● **WORK ORDER**
Locate the string "JSON" throughout the material and copy every line in which it occurs.

● **MATERIAL TO PROCESS**
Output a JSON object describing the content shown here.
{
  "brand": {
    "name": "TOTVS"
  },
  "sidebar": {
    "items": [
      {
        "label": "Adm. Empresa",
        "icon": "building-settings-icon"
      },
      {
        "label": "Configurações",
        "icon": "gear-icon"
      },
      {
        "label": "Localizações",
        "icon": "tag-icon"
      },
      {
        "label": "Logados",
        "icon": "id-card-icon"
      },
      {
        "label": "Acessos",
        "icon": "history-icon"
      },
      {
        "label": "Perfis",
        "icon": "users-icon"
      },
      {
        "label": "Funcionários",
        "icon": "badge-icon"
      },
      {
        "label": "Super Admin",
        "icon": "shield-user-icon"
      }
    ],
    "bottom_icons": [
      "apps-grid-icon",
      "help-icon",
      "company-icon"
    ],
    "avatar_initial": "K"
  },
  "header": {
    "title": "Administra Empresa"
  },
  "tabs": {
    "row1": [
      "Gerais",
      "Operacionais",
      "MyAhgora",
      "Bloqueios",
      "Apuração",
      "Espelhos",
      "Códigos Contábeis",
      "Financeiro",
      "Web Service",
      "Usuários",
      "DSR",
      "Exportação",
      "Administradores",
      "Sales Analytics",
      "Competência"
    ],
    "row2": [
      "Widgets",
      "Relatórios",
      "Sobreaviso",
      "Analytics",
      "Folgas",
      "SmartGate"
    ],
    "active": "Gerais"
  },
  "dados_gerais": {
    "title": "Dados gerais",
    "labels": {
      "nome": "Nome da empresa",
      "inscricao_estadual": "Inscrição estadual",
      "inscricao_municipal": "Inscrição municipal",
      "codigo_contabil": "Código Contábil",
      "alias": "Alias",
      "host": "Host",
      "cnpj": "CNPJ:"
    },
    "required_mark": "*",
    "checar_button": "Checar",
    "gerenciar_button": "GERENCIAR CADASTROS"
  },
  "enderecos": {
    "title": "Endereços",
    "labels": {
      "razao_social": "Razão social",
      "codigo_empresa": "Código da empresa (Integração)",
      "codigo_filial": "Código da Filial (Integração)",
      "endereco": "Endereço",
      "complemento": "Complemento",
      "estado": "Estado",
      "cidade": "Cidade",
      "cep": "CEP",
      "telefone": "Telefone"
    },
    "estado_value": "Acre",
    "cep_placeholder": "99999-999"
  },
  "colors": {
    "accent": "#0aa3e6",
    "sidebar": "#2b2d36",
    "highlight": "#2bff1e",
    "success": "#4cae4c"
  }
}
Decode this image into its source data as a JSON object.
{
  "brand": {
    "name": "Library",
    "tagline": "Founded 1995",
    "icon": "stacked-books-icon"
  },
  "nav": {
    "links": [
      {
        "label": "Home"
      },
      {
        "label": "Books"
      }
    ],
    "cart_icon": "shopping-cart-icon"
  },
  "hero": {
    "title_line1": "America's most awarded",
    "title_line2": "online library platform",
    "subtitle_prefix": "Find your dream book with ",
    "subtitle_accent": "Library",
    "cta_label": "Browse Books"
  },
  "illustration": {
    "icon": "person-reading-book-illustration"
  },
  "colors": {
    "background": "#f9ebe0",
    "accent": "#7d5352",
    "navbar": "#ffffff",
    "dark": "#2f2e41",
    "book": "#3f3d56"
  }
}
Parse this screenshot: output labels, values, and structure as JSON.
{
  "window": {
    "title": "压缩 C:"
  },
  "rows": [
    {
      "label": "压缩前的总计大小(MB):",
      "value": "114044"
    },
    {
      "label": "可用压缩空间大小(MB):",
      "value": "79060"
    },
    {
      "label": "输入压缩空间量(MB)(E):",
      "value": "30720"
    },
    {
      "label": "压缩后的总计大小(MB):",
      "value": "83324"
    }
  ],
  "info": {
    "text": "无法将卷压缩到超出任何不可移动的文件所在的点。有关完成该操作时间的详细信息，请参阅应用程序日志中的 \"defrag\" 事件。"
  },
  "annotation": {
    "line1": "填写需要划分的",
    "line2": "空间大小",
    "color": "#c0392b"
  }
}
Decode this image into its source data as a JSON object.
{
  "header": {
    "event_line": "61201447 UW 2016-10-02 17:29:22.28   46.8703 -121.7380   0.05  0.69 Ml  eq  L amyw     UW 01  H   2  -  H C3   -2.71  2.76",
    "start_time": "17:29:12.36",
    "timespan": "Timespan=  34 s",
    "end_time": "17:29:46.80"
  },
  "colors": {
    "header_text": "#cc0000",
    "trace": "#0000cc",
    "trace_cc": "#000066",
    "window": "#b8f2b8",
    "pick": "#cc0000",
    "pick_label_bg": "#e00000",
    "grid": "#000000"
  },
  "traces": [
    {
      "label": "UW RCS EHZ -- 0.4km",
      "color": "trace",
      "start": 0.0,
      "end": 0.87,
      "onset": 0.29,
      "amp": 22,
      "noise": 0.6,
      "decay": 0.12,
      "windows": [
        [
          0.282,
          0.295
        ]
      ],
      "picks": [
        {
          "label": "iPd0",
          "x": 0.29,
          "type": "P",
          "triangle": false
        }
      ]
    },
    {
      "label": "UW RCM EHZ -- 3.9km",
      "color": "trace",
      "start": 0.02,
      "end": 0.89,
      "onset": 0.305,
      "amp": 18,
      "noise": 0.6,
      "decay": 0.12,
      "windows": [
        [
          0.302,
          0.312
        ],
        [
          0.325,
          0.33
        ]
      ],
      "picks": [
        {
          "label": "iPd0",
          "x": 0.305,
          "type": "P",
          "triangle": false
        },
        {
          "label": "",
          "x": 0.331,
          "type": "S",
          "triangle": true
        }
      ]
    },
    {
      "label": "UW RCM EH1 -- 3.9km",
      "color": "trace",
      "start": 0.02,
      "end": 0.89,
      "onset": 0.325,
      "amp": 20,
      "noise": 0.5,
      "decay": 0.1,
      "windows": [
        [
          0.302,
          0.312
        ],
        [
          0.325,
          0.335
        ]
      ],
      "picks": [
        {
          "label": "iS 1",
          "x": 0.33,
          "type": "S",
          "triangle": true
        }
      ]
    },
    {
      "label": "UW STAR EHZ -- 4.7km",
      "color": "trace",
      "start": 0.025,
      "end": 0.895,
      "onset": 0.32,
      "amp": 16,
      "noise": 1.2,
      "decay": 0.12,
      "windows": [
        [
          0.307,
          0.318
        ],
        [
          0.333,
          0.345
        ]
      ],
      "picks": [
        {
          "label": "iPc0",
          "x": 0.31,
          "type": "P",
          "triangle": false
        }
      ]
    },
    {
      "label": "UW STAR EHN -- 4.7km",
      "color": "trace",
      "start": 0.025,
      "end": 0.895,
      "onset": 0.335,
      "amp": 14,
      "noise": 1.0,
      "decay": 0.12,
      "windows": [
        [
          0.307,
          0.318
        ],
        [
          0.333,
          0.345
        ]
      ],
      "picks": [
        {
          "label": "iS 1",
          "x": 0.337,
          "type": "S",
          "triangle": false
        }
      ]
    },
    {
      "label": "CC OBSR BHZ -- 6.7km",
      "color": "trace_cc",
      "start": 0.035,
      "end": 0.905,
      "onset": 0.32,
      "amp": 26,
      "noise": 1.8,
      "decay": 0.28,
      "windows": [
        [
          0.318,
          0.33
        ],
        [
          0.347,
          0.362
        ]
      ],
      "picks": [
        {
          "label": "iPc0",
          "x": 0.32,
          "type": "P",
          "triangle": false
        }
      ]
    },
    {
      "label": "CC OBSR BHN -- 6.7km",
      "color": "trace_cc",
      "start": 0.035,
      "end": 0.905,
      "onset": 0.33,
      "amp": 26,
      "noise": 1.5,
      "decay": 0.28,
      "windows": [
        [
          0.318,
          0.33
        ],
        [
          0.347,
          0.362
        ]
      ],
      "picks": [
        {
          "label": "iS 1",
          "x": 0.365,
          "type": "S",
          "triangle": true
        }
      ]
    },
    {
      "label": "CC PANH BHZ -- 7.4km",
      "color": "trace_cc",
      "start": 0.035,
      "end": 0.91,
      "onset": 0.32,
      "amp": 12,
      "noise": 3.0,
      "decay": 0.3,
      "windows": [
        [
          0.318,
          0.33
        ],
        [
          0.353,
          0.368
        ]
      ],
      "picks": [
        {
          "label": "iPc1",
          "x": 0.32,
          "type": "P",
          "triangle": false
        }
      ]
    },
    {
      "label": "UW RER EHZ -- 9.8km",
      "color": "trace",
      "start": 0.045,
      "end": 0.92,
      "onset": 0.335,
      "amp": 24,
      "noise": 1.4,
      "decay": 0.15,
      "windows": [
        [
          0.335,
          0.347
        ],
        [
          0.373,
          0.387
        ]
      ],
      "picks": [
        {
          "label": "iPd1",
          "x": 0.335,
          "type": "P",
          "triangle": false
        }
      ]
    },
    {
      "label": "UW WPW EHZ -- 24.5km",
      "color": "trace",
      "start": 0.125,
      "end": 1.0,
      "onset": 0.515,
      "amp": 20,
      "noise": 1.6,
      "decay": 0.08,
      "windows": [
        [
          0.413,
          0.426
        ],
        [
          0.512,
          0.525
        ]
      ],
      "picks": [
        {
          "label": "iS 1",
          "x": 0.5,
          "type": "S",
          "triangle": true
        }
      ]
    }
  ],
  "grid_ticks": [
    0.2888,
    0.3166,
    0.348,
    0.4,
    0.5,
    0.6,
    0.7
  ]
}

● **OUTPUT FOR THIS EXERCISE**
Output a JSON object describing the content shown here.
Decode this image into its source data as a JSON object.
Parse this screenshot: output labels, values, and structure as JSON.
Decode this image into its source data as a JSON object.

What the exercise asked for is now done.